Here you can see, in the right foreground, Jon-Ove Steihaug and Jeannette Christensen, who came from Oslo, where we had been intensely working together on Emma & Edvard:

The exhibition space is on the third floor. All through the stairwell, Nina had put these quotes on the walls:

Descartes: (…) intelligence is a mixture of affect, memory, of the imaginary.

Chanut: It seems you doubt, don’t you?
Descartes: Yes, I doubt, always.

Kristina: They say that women are empty vessels. But we wouldn’t be vessels, empty or full, if men didn’t treat us like vessels.

Descartes: Nothing is complicated. You must work, continue to work, to write, to read, to perceive the things of life, and to think

and you must imagine, dream of what man could be, and create, create, create

and hold generosity high. That’s important, generosity.

During the opening Lena Verhoeff filmed the event. I have edited her footage into a 5-minute video tour. It gives a good impression of the atmosphere of the well-attended Saturday event. Because I had planned it to be opened the day after the Big Surprise event Friday afternoon (see a big surprise ), which in turn we had planned to coincide with the opening of Nalini Malani’s exhibition Transgressions, many of the international guests were able to come to the opening as well.
Here is the video of the opening:

This panorama photo by Nina is not a real representation of the space. Castrum is having its annual International Board meeting between our setting up and the opening of the exhibition. For this reason the large table is installed and two of the sculptural structures moved to the side. But the photo gives a good impression of the space with Gisèle’s things in it.

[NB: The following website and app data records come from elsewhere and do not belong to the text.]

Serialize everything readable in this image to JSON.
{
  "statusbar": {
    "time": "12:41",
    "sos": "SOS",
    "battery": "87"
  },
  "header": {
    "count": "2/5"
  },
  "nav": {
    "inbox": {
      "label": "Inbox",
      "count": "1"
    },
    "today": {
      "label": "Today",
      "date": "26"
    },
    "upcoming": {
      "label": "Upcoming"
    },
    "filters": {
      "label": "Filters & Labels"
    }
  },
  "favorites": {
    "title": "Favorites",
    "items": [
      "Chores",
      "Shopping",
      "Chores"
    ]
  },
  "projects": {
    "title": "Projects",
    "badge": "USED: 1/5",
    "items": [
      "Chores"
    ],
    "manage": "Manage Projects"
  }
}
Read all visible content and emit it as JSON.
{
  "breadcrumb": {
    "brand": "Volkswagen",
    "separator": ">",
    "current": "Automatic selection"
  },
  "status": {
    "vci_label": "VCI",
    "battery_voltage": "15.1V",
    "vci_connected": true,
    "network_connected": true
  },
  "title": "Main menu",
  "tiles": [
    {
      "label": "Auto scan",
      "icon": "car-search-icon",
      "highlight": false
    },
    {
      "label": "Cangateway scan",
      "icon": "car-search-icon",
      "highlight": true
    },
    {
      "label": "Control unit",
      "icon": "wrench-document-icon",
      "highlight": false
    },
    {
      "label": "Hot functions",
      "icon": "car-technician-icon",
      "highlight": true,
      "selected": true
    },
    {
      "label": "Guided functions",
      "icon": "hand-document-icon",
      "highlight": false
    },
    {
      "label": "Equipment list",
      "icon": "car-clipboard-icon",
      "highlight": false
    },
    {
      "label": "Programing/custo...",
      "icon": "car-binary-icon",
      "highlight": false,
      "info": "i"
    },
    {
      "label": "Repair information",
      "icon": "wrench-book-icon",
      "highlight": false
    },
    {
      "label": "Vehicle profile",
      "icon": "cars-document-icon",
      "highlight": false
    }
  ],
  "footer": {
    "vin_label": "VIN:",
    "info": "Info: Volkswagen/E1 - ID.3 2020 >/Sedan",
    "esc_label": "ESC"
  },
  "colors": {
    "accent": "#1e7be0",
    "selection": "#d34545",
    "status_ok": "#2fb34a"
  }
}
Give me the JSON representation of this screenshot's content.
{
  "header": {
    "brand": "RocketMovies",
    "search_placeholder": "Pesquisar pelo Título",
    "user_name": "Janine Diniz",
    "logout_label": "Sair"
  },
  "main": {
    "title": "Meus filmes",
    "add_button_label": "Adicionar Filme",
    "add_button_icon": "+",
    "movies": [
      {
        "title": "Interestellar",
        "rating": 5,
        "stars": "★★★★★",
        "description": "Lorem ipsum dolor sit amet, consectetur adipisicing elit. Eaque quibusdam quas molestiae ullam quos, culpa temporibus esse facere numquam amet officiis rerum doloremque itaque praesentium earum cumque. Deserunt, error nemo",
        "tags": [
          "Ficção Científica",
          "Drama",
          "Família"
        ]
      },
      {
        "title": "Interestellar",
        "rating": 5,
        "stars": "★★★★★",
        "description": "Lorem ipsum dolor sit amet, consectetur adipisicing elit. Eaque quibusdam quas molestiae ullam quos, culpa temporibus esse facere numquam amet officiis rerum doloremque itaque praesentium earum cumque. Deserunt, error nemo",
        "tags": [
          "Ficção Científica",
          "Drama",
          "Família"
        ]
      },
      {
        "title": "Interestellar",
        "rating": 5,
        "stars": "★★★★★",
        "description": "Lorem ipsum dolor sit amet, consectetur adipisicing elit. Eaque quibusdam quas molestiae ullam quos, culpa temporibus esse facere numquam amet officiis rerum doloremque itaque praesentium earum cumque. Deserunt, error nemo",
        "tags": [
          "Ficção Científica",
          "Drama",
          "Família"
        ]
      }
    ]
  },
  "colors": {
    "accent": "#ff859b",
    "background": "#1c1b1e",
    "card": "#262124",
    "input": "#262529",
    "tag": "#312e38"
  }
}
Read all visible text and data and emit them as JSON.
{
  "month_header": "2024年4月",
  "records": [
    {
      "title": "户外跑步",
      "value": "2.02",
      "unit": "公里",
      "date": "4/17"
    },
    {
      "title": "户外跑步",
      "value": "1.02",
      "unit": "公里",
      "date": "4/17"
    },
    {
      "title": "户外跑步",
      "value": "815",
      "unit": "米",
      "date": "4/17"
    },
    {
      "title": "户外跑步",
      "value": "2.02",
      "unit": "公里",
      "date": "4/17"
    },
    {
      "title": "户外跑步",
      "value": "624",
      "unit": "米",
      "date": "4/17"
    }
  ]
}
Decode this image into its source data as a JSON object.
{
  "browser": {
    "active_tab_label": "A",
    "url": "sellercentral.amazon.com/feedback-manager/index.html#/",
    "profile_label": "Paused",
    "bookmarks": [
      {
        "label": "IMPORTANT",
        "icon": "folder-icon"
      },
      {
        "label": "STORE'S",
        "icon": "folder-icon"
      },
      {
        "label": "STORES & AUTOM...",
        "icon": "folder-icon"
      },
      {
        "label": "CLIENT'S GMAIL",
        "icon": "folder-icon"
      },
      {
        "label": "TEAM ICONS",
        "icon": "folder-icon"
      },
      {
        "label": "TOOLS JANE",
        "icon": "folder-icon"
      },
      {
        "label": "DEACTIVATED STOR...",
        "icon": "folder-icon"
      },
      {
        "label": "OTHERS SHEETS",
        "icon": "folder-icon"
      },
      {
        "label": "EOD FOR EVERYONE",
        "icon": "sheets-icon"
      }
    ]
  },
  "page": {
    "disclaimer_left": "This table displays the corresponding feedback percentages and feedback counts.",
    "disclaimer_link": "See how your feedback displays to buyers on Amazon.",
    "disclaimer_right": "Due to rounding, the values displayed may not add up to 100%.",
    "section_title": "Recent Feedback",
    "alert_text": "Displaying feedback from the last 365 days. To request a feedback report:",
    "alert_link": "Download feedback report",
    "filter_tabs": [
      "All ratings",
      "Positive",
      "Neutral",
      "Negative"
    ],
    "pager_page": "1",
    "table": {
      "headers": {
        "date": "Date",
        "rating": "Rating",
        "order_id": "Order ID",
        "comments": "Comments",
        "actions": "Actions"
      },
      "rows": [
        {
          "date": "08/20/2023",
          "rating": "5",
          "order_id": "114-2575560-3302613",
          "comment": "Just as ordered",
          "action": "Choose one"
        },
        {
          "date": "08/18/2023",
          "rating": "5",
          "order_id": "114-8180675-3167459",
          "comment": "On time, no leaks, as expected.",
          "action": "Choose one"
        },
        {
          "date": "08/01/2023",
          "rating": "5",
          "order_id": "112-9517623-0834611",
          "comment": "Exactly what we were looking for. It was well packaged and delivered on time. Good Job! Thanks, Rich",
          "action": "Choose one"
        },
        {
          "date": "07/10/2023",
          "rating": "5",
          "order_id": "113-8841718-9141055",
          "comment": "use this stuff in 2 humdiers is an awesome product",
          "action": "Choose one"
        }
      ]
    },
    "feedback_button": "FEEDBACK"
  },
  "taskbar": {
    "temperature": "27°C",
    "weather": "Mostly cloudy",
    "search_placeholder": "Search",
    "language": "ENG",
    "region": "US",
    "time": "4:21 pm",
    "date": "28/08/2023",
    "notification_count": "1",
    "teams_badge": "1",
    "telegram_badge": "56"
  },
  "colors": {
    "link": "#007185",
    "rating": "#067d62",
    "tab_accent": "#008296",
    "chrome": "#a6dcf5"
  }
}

My prejudice against selfie-aesthetic is entirely confirmed again, but at least Lars is visible now (on the right). And the counter-light is in fact something I use a lot in the filming.

The opening on Saturday March 18 was fantastic. The exhibition looks wonderful, lots of people came, among whom former students I failed to recognize… After her brilliant curation, Nina Folkersma conducted an excellent interview, which was livestreamed on Facebook. you can see it here - for all those who missed the Saturday-Night Fever.

The photos in the first gallery here were made by Sipke Westveen:

The combination of the stark magenta-coloured wooden cake slices and the many objects that give Gisèle’s atelier a flavour of a living-room, a feeling of homeliness, works precisely because of the contrast. This is what foregrounds the historical layeredness of it all. Later, I received alumni of the University of Amsterdam. They were there for two hours, and found it was not enough! Their comments were profound and really helpful for my own understanding of the work.
Here are some more photos, made by Frans Damman, who works at Castrum Peregrini, where, together with Lars and Michael, they continue in the spirit of Gisèle to stimulate resistance and friendship, cultural memory and discussion.

Lars introduces the conversation between Nina and myself at the opening, which resulted in the the video mentioned above.

Finally, here is another image of the preparation of that conversation, with Nina as a wonderfully active interlocutor. I have loved working with her, and hope we will do it again one day.